By David Krogh,
The artist communal living center, Milepost 5, in the Montavilla neighborhood at 850 NE 81st St., has been sold to CDP – Community Development Partners, a California- based business which develops and markets affordable housing projects in Oregon and California.
Milepost 5 began in 2007 with the support of then Mayor Sam Adams who had the intention of providing low cost live/work accommodations for artists here.
Rich Rodgers, Portland Development Manager for CDP, stated, “The facility will still provide for that need.” CDP purchased the two older buildings at the site involved with artist housing/studios. The building with the condo units, however, is still under the ownership of the condo association that continues to market the condos for sale.
There are currently ninety-five artist units ranging from studios up to two bedroom units. These units all qualify as affordable, according to Rodgers. Rents will likely increase slightly as the building is older and in need of renovations, but are intended to still fall under the Federal affordable housing limit: renters cannot earn more than 60% of the median family income.
Rodgers said, “Twelve of the tenants will need to relocate as their incomes are above the qualification limit or they are students who do not qualify for the reduced rates. CDP will, however, voluntarily help those 12 tenants with relocation expenses.”
He indicated that CDP already has 1400 affordable units in the Portland area and will be proposing another 700 affordable units in the near future. Some of these will come from acquisition and rehab and others will be new construction.
When asked about the possibility of new artist live/work type housing, Rodgers stated CDP is working on a new affordable housing facility in North Portland (off Alberta St.) which will include 160 units, some of which will be for homeless transition and others which are proposed for artist units.

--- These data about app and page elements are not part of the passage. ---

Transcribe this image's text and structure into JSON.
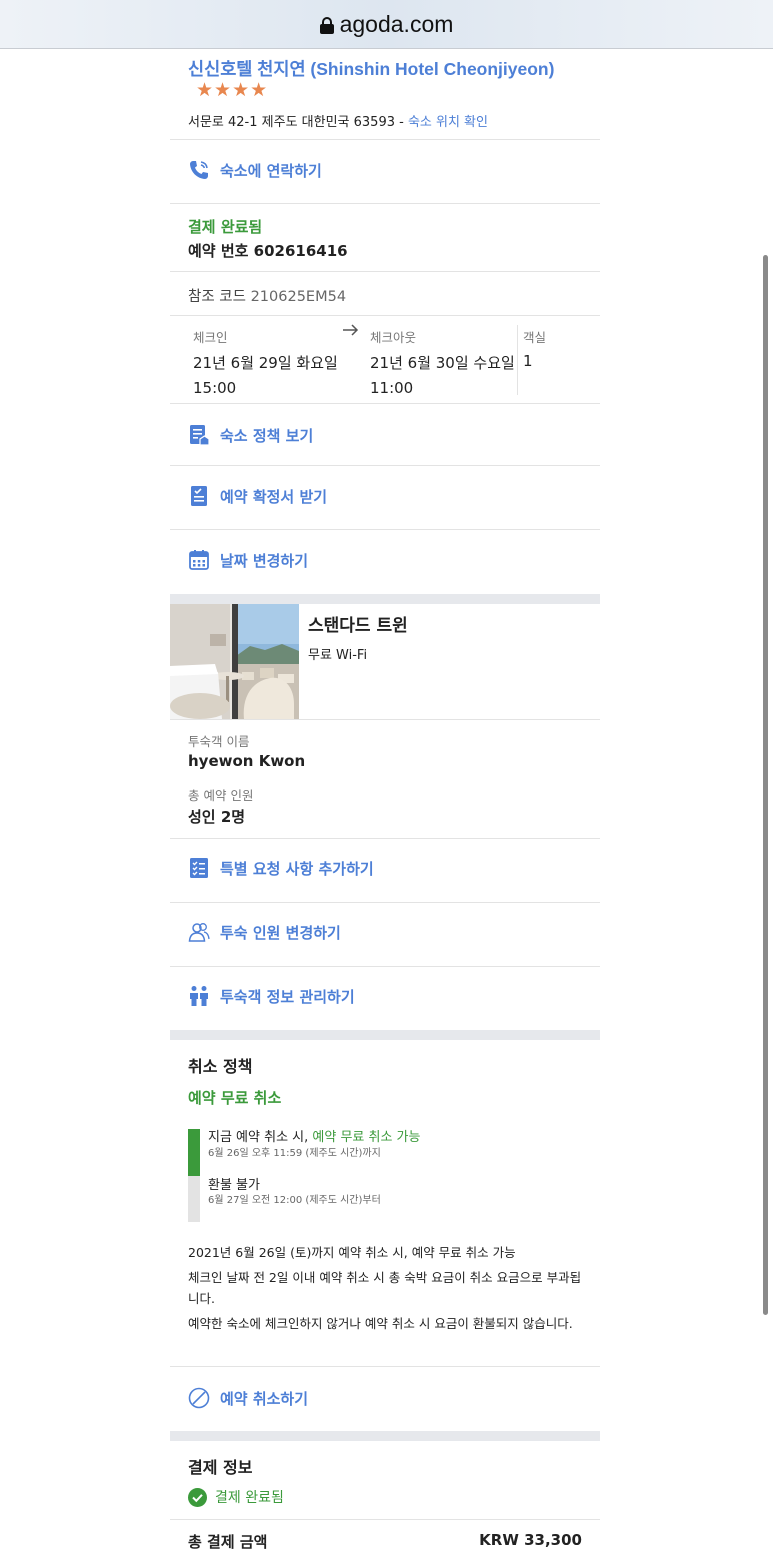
{
  "browser": {
    "domain": "agoda.com"
  },
  "hotel": {
    "name": "신신호텔 천지연 (Shinshin Hotel Cheonjiyeon)",
    "stars": "★★★★",
    "address": "서문로 42-1 제주도 대한민국 63593 - ",
    "map_link": "숙소 위치 확인"
  },
  "contact": {
    "label": "숙소에 연락하기"
  },
  "payment_status": {
    "status": "결제 완료됨",
    "booking_number": "예약 번호 602616416"
  },
  "reference": {
    "label": "참조 코드",
    "code": "210625EM54"
  },
  "stay": {
    "checkin_label": "체크인",
    "checkin_date": "21년 6월 29일 화요일",
    "checkin_time": "15:00",
    "checkout_label": "체크아웃",
    "checkout_date": "21년 6월 30일 수요일",
    "checkout_time": "11:00",
    "rooms_label": "객실",
    "rooms": "1"
  },
  "actions": {
    "policy": "숙소 정책 보기",
    "confirmation": "예약 확정서 받기",
    "change_dates": "날짜 변경하기",
    "special_request": "특별 요청 사항 추가하기",
    "change_guests": "투숙 인원 변경하기",
    "manage_guest": "투숙객 정보 관리하기",
    "cancel": "예약 취소하기"
  },
  "room": {
    "name": "스탠다드 트윈",
    "amenity": "무료 Wi-Fi"
  },
  "guest": {
    "name_label": "투숙객 이름",
    "name": "hyewon Kwon",
    "count_label": "총 예약 인원",
    "count": "성인 2명"
  },
  "cancellation": {
    "title": "취소 정책",
    "free": "예약 무료 취소",
    "step1_prefix": "지금 예약 취소 시, ",
    "step1_highlight": "예약 무료 취소 가능",
    "step1_sub": "6월 26일 오후 11:59 (제주도 시간)까지",
    "step2": "환불 불가",
    "step2_sub": "6월 27일 오전 12:00 (제주도 시간)부터",
    "p1": "2021년 6월 26일 (토)까지 예약 취소 시, 예약 무료 취소 가능",
    "p2": "체크인 날짜 전 2일 이내 예약 취소 시 총 숙박 요금이 취소 요금으로 부과됩니다.",
    "p3": "예약한 숙소에 체크인하지 않거나 예약 취소 시 요금이 환불되지 않습니다."
  },
  "payment": {
    "title": "결제 정보",
    "status": "결제 완료됨",
    "total_label": "총 결제 금액",
    "total": "KRW 33,300"
  },
  "colors": {
    "link": "#4d7fd6",
    "green": "#3b9a3b",
    "star": "#e8874f"
  }
}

Note: No other affordable housing projects have been identified in Portland that would allow live/work for artists. Many of the new apartment buildings being constructed along transit streets (such as Hawthorne, Belmont and Division) allow live/work, however, they do not fall into the affordable housing category.